If you’re wondering whether these hairs will blend well, the answer depends on how good your doctor is. When Dr. Yazdan performs his hair restoration procedures at Modena’s Beverly Hills, Newport Beach, & Las Vegas offices, he takes his time to understand how different types of hair should be integrated into the scalp, and his placement methods make any differences almost impossible to notice.

When the doctor isn’t properly trained however, the results are unnatural at best & devastating at worst. The rising popularity of hair replacement means that a swarm of amateurs have come onto the scene, willing to curtail attention to detail in order to get your cash in their pocket quicker.

When selecting your hair transplant doctor, make sure that they take due time to closely consider your specific case, making a note of any factors that might come into play.

Here at Modena Hair Institute, we do exactly that. When you consult with Dr. Yazdan, he’ll examine every possible detail of your potential donor areas, and make sure you understand every part of the hair restoration procedure.

Scarring is minimal to non-existent with the specialized, precise tools that Dr. Yazdan uses for his procedures. Regardless of the donor area selected for the procedure, the healing process is far quicker than it would be after a transplant done at a run-of-the-mill discount clinic.

Learn more about post-op care for the donor area by checking out our recent blog post. Reach out today to learn more about our clinic & what we can do to help restore your hair!

Why you should consider multiple hair transplants (part two)

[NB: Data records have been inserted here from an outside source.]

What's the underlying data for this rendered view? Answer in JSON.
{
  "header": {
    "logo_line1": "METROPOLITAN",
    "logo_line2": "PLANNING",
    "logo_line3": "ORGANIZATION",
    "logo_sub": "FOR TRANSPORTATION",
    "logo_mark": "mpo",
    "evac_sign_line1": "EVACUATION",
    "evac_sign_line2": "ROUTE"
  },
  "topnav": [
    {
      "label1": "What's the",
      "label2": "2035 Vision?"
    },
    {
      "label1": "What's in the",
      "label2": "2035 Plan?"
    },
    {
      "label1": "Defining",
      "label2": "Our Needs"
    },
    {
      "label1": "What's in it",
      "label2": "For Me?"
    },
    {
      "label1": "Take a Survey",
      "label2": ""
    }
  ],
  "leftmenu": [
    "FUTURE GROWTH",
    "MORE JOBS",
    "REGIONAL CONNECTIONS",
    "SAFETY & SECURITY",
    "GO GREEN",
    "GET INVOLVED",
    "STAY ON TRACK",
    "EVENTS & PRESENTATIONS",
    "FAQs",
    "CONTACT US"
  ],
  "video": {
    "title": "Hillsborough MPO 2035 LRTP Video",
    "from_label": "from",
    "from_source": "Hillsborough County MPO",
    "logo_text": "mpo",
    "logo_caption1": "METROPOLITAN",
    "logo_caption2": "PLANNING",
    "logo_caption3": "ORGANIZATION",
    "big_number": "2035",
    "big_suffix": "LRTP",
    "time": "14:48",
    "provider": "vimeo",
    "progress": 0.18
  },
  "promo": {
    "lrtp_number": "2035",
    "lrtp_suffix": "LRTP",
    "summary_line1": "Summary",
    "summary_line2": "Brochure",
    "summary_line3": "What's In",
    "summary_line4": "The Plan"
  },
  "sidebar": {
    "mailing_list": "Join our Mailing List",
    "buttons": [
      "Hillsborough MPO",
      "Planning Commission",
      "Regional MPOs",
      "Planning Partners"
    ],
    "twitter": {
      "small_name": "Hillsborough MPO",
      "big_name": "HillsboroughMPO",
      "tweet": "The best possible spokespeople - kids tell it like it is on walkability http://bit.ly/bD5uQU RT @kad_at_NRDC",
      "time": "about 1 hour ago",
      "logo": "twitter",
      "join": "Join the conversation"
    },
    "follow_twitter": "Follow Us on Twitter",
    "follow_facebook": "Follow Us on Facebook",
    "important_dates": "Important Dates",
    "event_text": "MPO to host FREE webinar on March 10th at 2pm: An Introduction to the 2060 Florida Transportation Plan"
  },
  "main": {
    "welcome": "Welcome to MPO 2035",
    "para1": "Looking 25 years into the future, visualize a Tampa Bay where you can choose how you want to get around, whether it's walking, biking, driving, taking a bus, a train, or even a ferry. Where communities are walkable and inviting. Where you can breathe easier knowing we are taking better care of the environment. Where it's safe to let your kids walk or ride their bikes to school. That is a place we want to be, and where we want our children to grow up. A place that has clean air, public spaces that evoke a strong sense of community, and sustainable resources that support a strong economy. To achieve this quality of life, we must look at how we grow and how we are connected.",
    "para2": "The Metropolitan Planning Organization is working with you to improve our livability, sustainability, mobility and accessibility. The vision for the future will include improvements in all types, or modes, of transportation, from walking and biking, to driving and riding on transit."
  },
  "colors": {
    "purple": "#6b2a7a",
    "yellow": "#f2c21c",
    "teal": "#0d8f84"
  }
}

To read part one of why you should consider multiple hair transplants, click here.
Individuals needing more than 3500 grafts are typically those who have rather severe hair loss spanning across the top of the scalp, crown, and hairline. If you are one of these individuals who requires over 3500 grafts to achieve your hair goals, there are benefits to considering breaking the hair transplant into multiple procedures. The reason has to do with safety and healing. Transplanting more than 3500 grafts in one procedure can have extremely damaging effects that may be counter-productive to your goals.
Hair transplants exceeding 4000 grafts are categorized as ‘mega-sessions.’ Mega-sessions have many unfortunate side effects such as trauma-induced hair loss, increased risk of visibly unappealing scarring, graft failure, and the list goes on. The research has shown that if a patient is in need of a high number of grafts, the best practice is to break the hair transplant into two or more procedures in order to allow the scalp to conduct its normal healing processes and to not overload or ‘shock’ the scalp.
So, how is a hair transplant ‘split’ into multiple procedures? The ideal way of splitting the hair transplant is to focus on one or two areas that the patient wishes to treat per procedure. In other words, the first procedure could be for the hairline and top of scalp, while the second addresses the crown. This allows the patient to maintain a nice, even, symmetrical look on the scalp as the hair grows in.
How long do I have to wait in between multiple hair transplants? The hair transplant healing process typically takes about a year. This is the minimum recommended time to wait before conducting another hair transplant procedure. This year will allow the scalp to fully heal and be in the best condition for the next procedure.
Something to keep in mind when getting quotes is that some doctor’s quote a very high number such as 5000-6000 grafts needed for the patient and to be transplanted during the procedure when not only does the patient not need that many grafts, but in fact they are not actually transplanting that many during your procedure. This is a tactic some doctors use to drive the price of hair transplantation up and make the patient believe they are getting more for their money. This is an extremely dishonest and unfortunate way of practicing. Be cautious of this when getting quotes. We always recommend our patients ‘shop’ around and get multiple quotes, not to try and get the ‘best deal,’ but to ensure they are getting a proper evaluation.
If you’d like to find out more about hair transplantation and get a quote for a graft count as well as a price estimate, give us a call today.